TASK TO CARRY OUT: Would you return every entry below without a single difference?

───── RECORDED DATA

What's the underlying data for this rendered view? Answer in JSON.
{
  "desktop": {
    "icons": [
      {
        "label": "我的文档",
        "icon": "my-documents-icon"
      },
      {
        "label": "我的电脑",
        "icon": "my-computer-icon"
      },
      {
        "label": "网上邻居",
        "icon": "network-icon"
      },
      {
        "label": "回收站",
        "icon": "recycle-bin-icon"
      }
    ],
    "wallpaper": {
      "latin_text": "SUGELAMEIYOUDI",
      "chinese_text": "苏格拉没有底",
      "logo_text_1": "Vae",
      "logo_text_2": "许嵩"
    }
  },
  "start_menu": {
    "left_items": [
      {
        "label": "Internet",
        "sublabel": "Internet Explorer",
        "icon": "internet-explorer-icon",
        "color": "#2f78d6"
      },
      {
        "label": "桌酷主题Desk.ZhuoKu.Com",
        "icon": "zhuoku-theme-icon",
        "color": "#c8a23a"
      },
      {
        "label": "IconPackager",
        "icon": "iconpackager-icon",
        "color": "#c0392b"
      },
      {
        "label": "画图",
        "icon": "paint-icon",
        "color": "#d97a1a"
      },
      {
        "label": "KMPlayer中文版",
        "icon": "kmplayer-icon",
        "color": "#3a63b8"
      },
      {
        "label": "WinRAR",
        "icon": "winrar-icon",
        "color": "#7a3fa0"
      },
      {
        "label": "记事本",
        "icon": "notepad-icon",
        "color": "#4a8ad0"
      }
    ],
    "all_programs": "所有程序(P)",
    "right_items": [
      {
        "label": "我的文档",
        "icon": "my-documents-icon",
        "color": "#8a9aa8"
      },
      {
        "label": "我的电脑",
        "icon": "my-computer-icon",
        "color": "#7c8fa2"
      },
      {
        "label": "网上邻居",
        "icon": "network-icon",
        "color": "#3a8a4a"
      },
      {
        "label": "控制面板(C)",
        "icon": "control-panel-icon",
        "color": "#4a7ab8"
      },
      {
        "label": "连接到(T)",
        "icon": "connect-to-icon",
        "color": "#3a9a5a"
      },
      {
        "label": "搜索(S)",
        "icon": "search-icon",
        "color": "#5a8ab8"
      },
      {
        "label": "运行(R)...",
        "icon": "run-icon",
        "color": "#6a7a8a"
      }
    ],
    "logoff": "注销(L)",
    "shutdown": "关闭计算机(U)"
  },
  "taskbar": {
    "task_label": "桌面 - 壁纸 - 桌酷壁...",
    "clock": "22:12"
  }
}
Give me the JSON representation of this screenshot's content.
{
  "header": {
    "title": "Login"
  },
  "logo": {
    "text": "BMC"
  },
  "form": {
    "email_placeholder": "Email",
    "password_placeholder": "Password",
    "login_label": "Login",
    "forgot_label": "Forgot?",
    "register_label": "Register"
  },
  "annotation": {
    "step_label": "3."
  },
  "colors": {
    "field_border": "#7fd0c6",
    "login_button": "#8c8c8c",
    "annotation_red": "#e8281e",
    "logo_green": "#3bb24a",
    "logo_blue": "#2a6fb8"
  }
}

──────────

THE ANSWER:
What's the underlying data for this rendered view? Answer in JSON.
{
  "desktop": {
    "icons": [
      {
        "label": "我的文档",
        "icon": "my-documents-icon"
      },
      {
        "label": "我的电脑",
        "icon": "my-computer-icon"
      },
      {
        "label": "网上邻居",
        "icon": "network-icon"
      },
      {
        "label": "回收站",
        "icon": "recycle-bin-icon"
      }
    ],
    "wallpaper": {
      "latin_text": "SUGELAMEIYOUDI",
      "chinese_text": "苏格拉没有底",
      "logo_text_1": "Vae",
      "logo_text_2": "许嵩"
    }
  },
  "start_menu": {
    "left_items": [
      {
        "label": "Internet",
        "sublabel": "Internet Explorer",
        "icon": "internet-explorer-icon",
        "color": "#2f78d6"
      },
      {
        "label": "桌酷主题Desk.ZhuoKu.Com",
        "icon": "zhuoku-theme-icon",
        "color": "#c8a23a"
      },
      {
        "label": "IconPackager",
        "icon": "iconpackager-icon",
        "color": "#c0392b"
      },
      {
        "label": "画图",
        "icon": "paint-icon",
        "color": "#d97a1a"
      },
      {
        "label": "KMPlayer中文版",
        "icon": "kmplayer-icon",
        "color": "#3a63b8"
      },
      {
        "label": "WinRAR",
        "icon": "winrar-icon",
        "color": "#7a3fa0"
      },
      {
        "label": "记事本",
        "icon": "notepad-icon",
        "color": "#4a8ad0"
      }
    ],
    "all_programs": "所有程序(P)",
    "right_items": [
      {
        "label": "我的文档",
        "icon": "my-documents-icon",
        "color": "#8a9aa8"
      },
      {
        "label": "我的电脑",
        "icon": "my-computer-icon",
        "color": "#7c8fa2"
      },
      {
        "label": "网上邻居",
        "icon": "network-icon",
        "color": "#3a8a4a"
      },
      {
        "label": "控制面板(C)",
        "icon": "control-panel-icon",
        "color": "#4a7ab8"
      },
      {
        "label": "连接到(T)",
        "icon": "connect-to-icon",
        "color": "#3a9a5a"
      },
      {
        "label": "搜索(S)",
        "icon": "search-icon",
        "color": "#5a8ab8"
      },
      {
        "label": "运行(R)...",
        "icon": "run-icon",
        "color": "#6a7a8a"
      }
    ],
    "logoff": "注销(L)",
    "shutdown": "关闭计算机(U)"
  },
  "taskbar": {
    "task_label": "桌面 - 壁纸 - 桌酷壁...",
    "clock": "22:12"
  }
}
Give me the JSON representation of this screenshot's content.
{
  "header": {
    "title": "Login"
  },
  "logo": {
    "text": "BMC"
  },
  "form": {
    "email_placeholder": "Email",
    "password_placeholder": "Password",
    "login_label": "Login",
    "forgot_label": "Forgot?",
    "register_label": "Register"
  },
  "annotation": {
    "step_label": "3."
  },
  "colors": {
    "field_border": "#7fd0c6",
    "login_button": "#8c8c8c",
    "annotation_red": "#e8281e",
    "logo_green": "#3bb24a",
    "logo_blue": "#2a6fb8"
  }
}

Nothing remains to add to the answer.